For some, it probably doesn’t seem that long ago. The year was 1968, the town, Gary, Indiana. A new 14-story hotel was opening in the downtown. Like most new buildings, it was constructed with the latest in modern techniques. The timing was, shall we say, not the best. Gary, like many industrial cities of the northeast and Midwest, was on a downward curve, as business and capital moved elsewhere.
One thing that did not move was the asbestos that was everywhere in the building. What had seemed like “good engineering” practices in the 1960s, has transformed to a slow-motion disaster. The hotel, which closed in 1985, sat empty for 23 years. Part of the reason is due to the expense of asbestos abatement.
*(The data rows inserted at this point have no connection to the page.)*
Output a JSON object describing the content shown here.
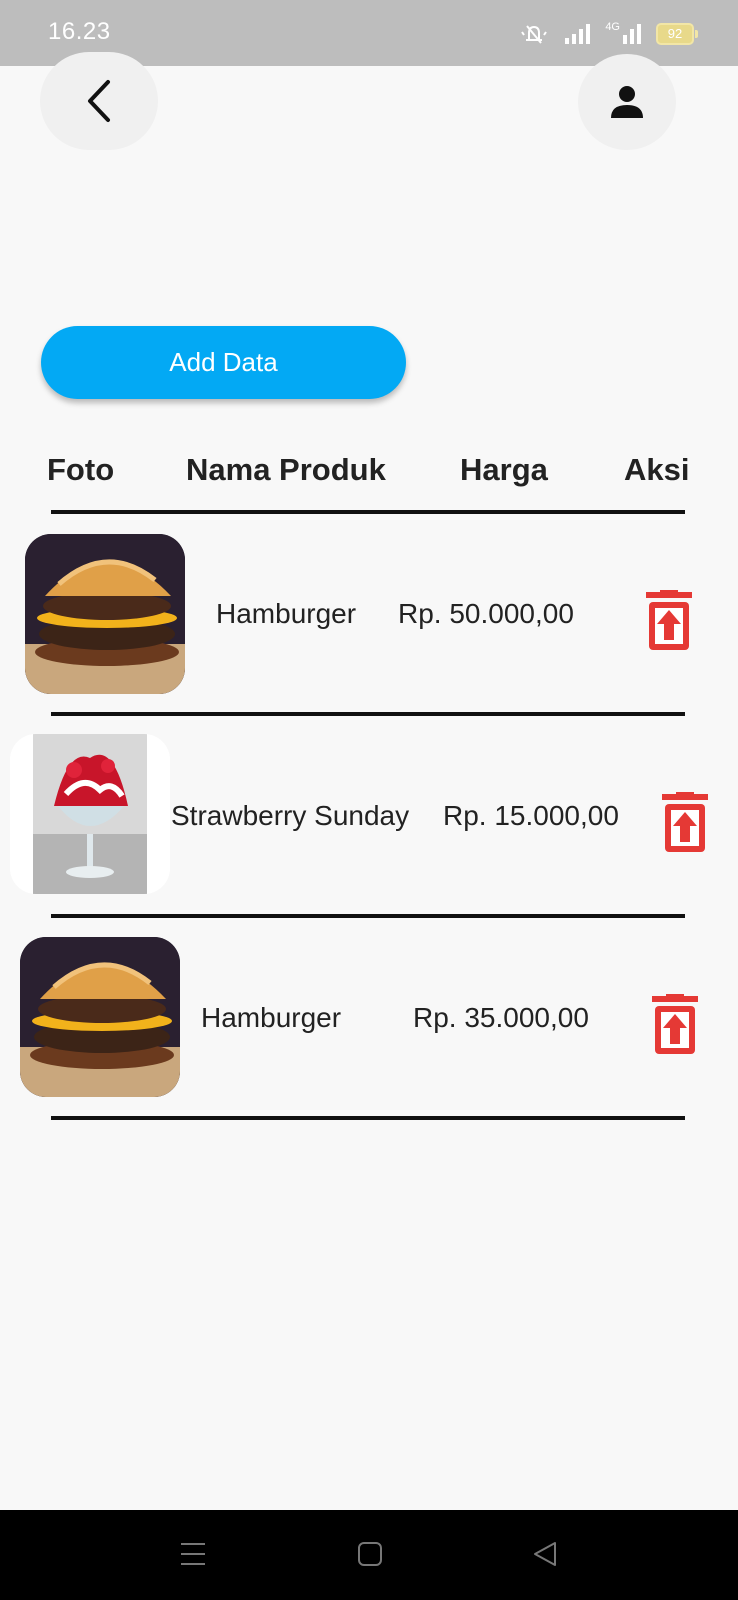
{
  "status_bar": {
    "time": "16.23",
    "battery": "92",
    "network": "4G"
  },
  "header": {
    "back_icon": "chevron-left-icon",
    "profile_icon": "person-icon"
  },
  "actions": {
    "add_label": "Add Data"
  },
  "table": {
    "headers": [
      "Foto",
      "Nama Produk",
      "Harga",
      "Aksi"
    ],
    "rows": [
      {
        "image": "hamburger-photo",
        "name": "Hamburger",
        "price": "Rp. 50.000,00"
      },
      {
        "image": "strawberry-sundae-photo",
        "name": "Strawberry Sunday",
        "price": "Rp. 15.000,00"
      },
      {
        "image": "hamburger-photo",
        "name": "Hamburger",
        "price": "Rp. 35.000,00"
      }
    ]
  },
  "colors": {
    "accent": "#03a9f4",
    "delete": "#e53935",
    "status_bar": "#bdbdbd"
  },
  "nav": {
    "icons": [
      "menu-icon",
      "home-square-icon",
      "back-triangle-icon"
    ]
  }
}
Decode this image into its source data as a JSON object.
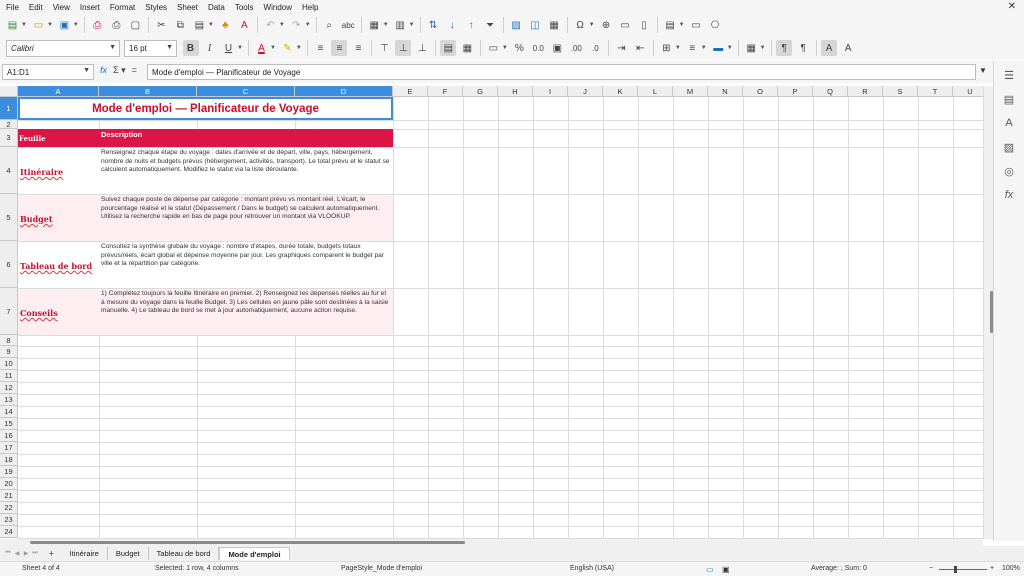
{
  "menu": [
    "File",
    "Edit",
    "View",
    "Insert",
    "Format",
    "Styles",
    "Sheet",
    "Data",
    "Tools",
    "Window",
    "Help"
  ],
  "toolbar": {
    "font_name": "Calibri",
    "font_size": "16 pt"
  },
  "formula_bar": {
    "name_box": "A1:D1",
    "content": "Mode d'emploi — Planificateur de Voyage"
  },
  "columns": [
    "A",
    "B",
    "C",
    "D",
    "E",
    "F",
    "G",
    "H",
    "I",
    "J",
    "K",
    "L",
    "M",
    "N",
    "O",
    "P",
    "Q",
    "R",
    "S",
    "T",
    "U"
  ],
  "rows": [
    "1",
    "2",
    "3",
    "4",
    "5",
    "6",
    "7",
    "8",
    "9",
    "10",
    "11",
    "12",
    "13",
    "14",
    "15",
    "16",
    "17",
    "18",
    "19",
    "20",
    "21",
    "22",
    "23",
    "24"
  ],
  "sheet": {
    "title": "Mode d'emploi — Planificateur de Voyage",
    "header_feuille": "Feuille",
    "header_description": "Description",
    "entries": [
      {
        "feuille": "Itinéraire",
        "description": "Renseignez chaque étape du voyage : dates d'arrivée et de départ, ville, pays, hébergement, nombre de nuits et budgets prévus (hébergement, activités, transport). Le total prévu et le statut se calculent automatiquement. Modifiez le statut via la liste déroulante."
      },
      {
        "feuille": "Budget",
        "description": "Suivez chaque poste de dépense par catégorie : montant prévu vs montant réel. L'écart, le pourcentage réalisé et le statut (Dépassement / Dans le budget) se calculent automatiquement. Utilisez la recherche rapide en bas de page pour retrouver un montant via VLOOKUP."
      },
      {
        "feuille": "Tableau de bord",
        "description": "Consultez la synthèse globale du voyage : nombre d'étapes, durée totale, budgets totaux prévus/réels, écart global et dépense moyenne par jour. Les graphiques comparent le budget par ville et la répartition par catégorie."
      },
      {
        "feuille": "Conseils",
        "description": "1) Complétez toujours la feuille Itinéraire en premier. 2) Renseignez les dépenses réelles au fur et à mesure du voyage dans la feuille Budget. 3) Les cellules en jaune pâle sont destinées à la saisie manuelle. 4) Le tableau de bord se met à jour automatiquement, aucune action requise."
      }
    ]
  },
  "sheet_tabs": [
    "Itinéraire",
    "Budget",
    "Tableau de bord",
    "Mode d'emploi"
  ],
  "status": {
    "sheet_pos": "Sheet 4 of 4",
    "selection": "Selected: 1 row, 4 columns",
    "page_style": "PageStyle_Mode d'emploi",
    "language": "English (USA)",
    "sum": "Average: ; Sum: 0",
    "zoom": "100%"
  },
  "colors": {
    "accent": "#dc1447",
    "selection": "#3c8dde",
    "title": "#c8102e"
  }
}
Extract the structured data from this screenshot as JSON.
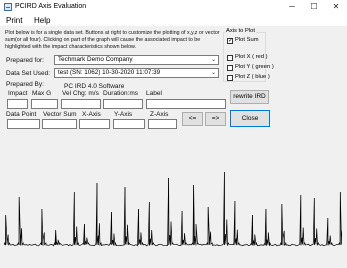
{
  "window": {
    "title": "PCIRD Axis Evaluation",
    "minimize": "─",
    "maximize": "☐",
    "close": "✕"
  },
  "menu": {
    "items": [
      "Print",
      "Help"
    ]
  },
  "description": "Plot below is for a single data set.  Buttons at right to customize the plotting of x,y,z or vector sum(or all four).  Clicking on part of the graph will cause the associated impact to be highlighted with the impact characteristics shown below.",
  "form": {
    "prepared_for_label": "Prepared for:",
    "prepared_for_value": "Techmark Demo Company",
    "data_set_label": "Data Set Used:",
    "data_set_value": "test (SN: 1062) 10-30-2020 11:07:39",
    "prepared_by_label": "Prepared By:",
    "prepared_by_value": "PC IRD 4.0 Software"
  },
  "axis_group": {
    "title": "Axis to Plot",
    "options": [
      {
        "label": "Plot Sum",
        "checked": true
      },
      {
        "label": "Plot X ( red )",
        "checked": false
      },
      {
        "label": "Plot Y ( green )",
        "checked": false
      },
      {
        "label": "Plot Z ( blue )",
        "checked": false
      }
    ]
  },
  "impact_fields": {
    "impact": "Impact",
    "max_g": "Max G",
    "vel_chg": "Vel Chg: m/s",
    "duration": "Duration:ms",
    "label": "Label"
  },
  "point_fields": {
    "data_point": "Data Point",
    "vector_sum": "Vector Sum",
    "x_axis": "X-Axis",
    "y_axis": "Y-Axis",
    "z_axis": "Z-Axis"
  },
  "buttons": {
    "rewrite": "rewrite IRD",
    "prev": "<=",
    "next": "=>",
    "close": "Close"
  },
  "chart_data": {
    "type": "line",
    "title": "",
    "xlabel": "",
    "ylabel": "",
    "grid": false,
    "series": [
      {
        "color": "#000000",
        "peaks": [
          {
            "x": 0.005,
            "h": 0.3
          },
          {
            "x": 0.045,
            "h": 0.48
          },
          {
            "x": 0.112,
            "h": 0.36
          },
          {
            "x": 0.153,
            "h": 0.15
          },
          {
            "x": 0.208,
            "h": 0.53
          },
          {
            "x": 0.238,
            "h": 0.21
          },
          {
            "x": 0.275,
            "h": 0.62
          },
          {
            "x": 0.318,
            "h": 0.33
          },
          {
            "x": 0.358,
            "h": 0.58
          },
          {
            "x": 0.398,
            "h": 0.36
          },
          {
            "x": 0.43,
            "h": 0.43
          },
          {
            "x": 0.487,
            "h": 0.67
          },
          {
            "x": 0.527,
            "h": 0.34
          },
          {
            "x": 0.561,
            "h": 0.6
          },
          {
            "x": 0.604,
            "h": 0.38
          },
          {
            "x": 0.652,
            "h": 0.73
          },
          {
            "x": 0.683,
            "h": 0.44
          },
          {
            "x": 0.735,
            "h": 0.3
          },
          {
            "x": 0.775,
            "h": 0.36
          },
          {
            "x": 0.822,
            "h": 0.41
          },
          {
            "x": 0.878,
            "h": 0.5
          },
          {
            "x": 0.918,
            "h": 0.47
          },
          {
            "x": 0.958,
            "h": 0.27
          },
          {
            "x": 0.995,
            "h": 0.53
          }
        ]
      }
    ]
  }
}
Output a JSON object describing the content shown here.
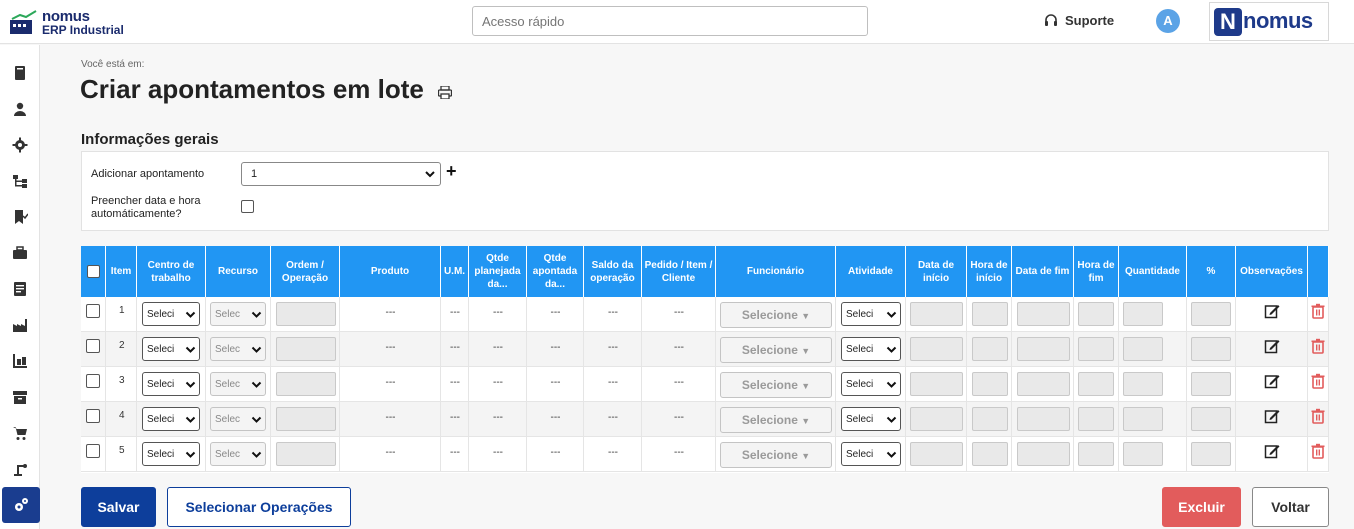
{
  "app": {
    "logo_line1": "nomus",
    "logo_line2": "ERP Industrial",
    "brand": "nomus"
  },
  "header": {
    "search_placeholder": "Acesso rápido",
    "support_label": "Suporte",
    "avatar_initial": "A"
  },
  "sidebar": {
    "items": [
      {
        "icon": "book-icon"
      },
      {
        "icon": "user-icon"
      },
      {
        "icon": "gear-icon"
      },
      {
        "icon": "hierarchy-icon"
      },
      {
        "icon": "bookmark-check-icon"
      },
      {
        "icon": "briefcase-icon"
      },
      {
        "icon": "document-icon"
      },
      {
        "icon": "factory-icon"
      },
      {
        "icon": "inventory-icon"
      },
      {
        "icon": "archive-box-icon"
      },
      {
        "icon": "cart-icon"
      },
      {
        "icon": "robot-arm-icon"
      },
      {
        "icon": "gears-icon",
        "active": true
      }
    ]
  },
  "page": {
    "breadcrumb": "Você está em:",
    "title": "Criar apontamentos em lote",
    "section_title": "Informações gerais"
  },
  "form": {
    "add_label": "Adicionar apontamento",
    "add_value": "1",
    "autofill_label": "Preencher data e hora automáticamente?"
  },
  "table": {
    "headers": [
      "",
      "Item",
      "Centro de trabalho",
      "Recurso",
      "Ordem / Operação",
      "Produto",
      "U.M.",
      "Qtde planejada da...",
      "Qtde apontada da...",
      "Saldo da operação",
      "Pedido / Item / Cliente",
      "Funcionário",
      "Atividade",
      "Data de início",
      "Hora de início",
      "Data de fim",
      "Hora de fim",
      "Quantidade",
      "%",
      "Observações",
      ""
    ],
    "placeholder_short": "Seleci",
    "placeholder_resource": "Selec",
    "placeholder_employee": "Selecione",
    "dash": "---",
    "rows": [
      {
        "item": "1"
      },
      {
        "item": "2"
      },
      {
        "item": "3"
      },
      {
        "item": "4"
      },
      {
        "item": "5"
      }
    ]
  },
  "actions": {
    "save": "Salvar",
    "select_ops": "Selecionar Operações",
    "delete": "Excluir",
    "back": "Voltar"
  },
  "colors": {
    "header_blue": "#2196f3",
    "primary": "#0d3e9b",
    "danger": "#e25c5c"
  }
}
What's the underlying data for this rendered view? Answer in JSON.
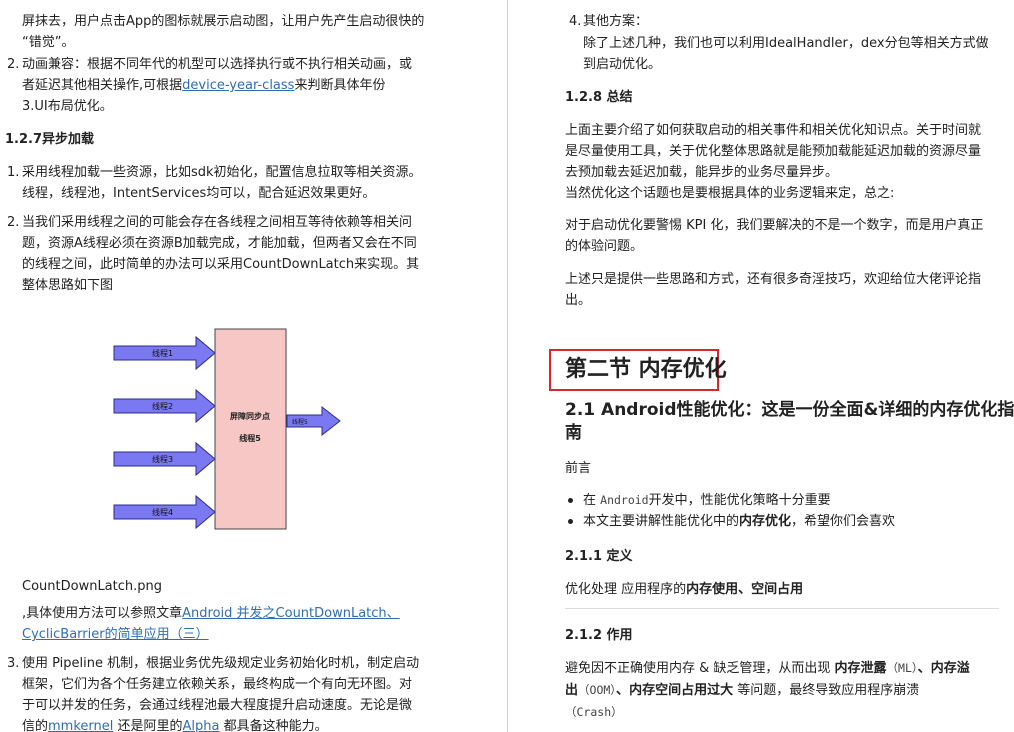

You see, they had used asbestos many places in the building, and with the help of federal money, in 2008, they were finally able to properly abate the upper floors of the building, removing 98 percent of asbestos contain materials, which required taking the much of the building down to the structural supports.
Unfortunately, there is more. Asbestos “remains embedded in concrete ceiling seams, textured paint on exterior walls, floor tiles, electric fixtures, window frames and the boiler fireproofing.”
The use of asbestos to the exterior textured paint means will cost an additional $1.3 million to remove, because it has become too friable to remain. In addition, in what is a common occurrence with asbestos abatement, the first contractor did not address the problem of asbestos in the seams of the concrete floor, because “they didn’t know it was there.”
Asbestos may not be used anymore, but the specter of this deadly material continues to haunt cities throughout the country.